[Task input]

○ ○ ○

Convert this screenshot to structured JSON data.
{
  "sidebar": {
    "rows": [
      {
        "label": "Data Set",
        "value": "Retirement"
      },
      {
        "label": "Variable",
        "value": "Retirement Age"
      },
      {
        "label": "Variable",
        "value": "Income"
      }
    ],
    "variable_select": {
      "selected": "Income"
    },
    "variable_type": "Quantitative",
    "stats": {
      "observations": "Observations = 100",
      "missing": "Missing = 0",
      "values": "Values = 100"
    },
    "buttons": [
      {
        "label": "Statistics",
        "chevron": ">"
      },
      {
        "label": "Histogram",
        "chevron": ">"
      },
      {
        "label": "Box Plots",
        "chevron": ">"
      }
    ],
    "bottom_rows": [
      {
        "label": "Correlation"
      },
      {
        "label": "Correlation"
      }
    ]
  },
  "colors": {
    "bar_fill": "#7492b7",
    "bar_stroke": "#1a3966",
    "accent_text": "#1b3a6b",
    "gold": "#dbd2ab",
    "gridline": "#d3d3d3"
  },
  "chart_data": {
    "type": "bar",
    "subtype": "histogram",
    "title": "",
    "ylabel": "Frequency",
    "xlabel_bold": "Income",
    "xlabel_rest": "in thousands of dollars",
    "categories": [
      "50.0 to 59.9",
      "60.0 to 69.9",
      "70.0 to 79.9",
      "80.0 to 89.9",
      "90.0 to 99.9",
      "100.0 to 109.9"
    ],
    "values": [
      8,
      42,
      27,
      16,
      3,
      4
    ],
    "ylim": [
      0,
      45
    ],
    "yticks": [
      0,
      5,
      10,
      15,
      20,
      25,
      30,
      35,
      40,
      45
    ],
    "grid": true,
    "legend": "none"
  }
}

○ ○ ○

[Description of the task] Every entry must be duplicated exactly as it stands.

[Answer for this exercise]
Convert this screenshot to structured JSON data.
{
  "sidebar": {
    "rows": [
      {
        "label": "Data Set",
        "value": "Retirement"
      },
      {
        "label": "Variable",
        "value": "Retirement Age"
      },
      {
        "label": "Variable",
        "value": "Income"
      }
    ],
    "variable_select": {
      "selected": "Income"
    },
    "variable_type": "Quantitative",
    "stats": {
      "observations": "Observations = 100",
      "missing": "Missing = 0",
      "values": "Values = 100"
    },
    "buttons": [
      {
        "label": "Statistics",
        "chevron": ">"
      },
      {
        "label": "Histogram",
        "chevron": ">"
      },
      {
        "label": "Box Plots",
        "chevron": ">"
      }
    ],
    "bottom_rows": [
      {
        "label": "Correlation"
      },
      {
        "label": "Correlation"
      }
    ]
  },
  "colors": {
    "bar_fill": "#7492b7",
    "bar_stroke": "#1a3966",
    "accent_text": "#1b3a6b",
    "gold": "#dbd2ab",
    "gridline": "#d3d3d3"
  },
  "chart_data": {
    "type": "bar",
    "subtype": "histogram",
    "title": "",
    "ylabel": "Frequency",
    "xlabel_bold": "Income",
    "xlabel_rest": "in thousands of dollars",
    "categories": [
      "50.0 to 59.9",
      "60.0 to 69.9",
      "70.0 to 79.9",
      "80.0 to 89.9",
      "90.0 to 99.9",
      "100.0 to 109.9"
    ],
    "values": [
      8,
      42,
      27,
      16,
      3,
      4
    ],
    "ylim": [
      0,
      45
    ],
    "yticks": [
      0,
      5,
      10,
      15,
      20,
      25,
      30,
      35,
      40,
      45
    ],
    "grid": true,
    "legend": "none"
  }
}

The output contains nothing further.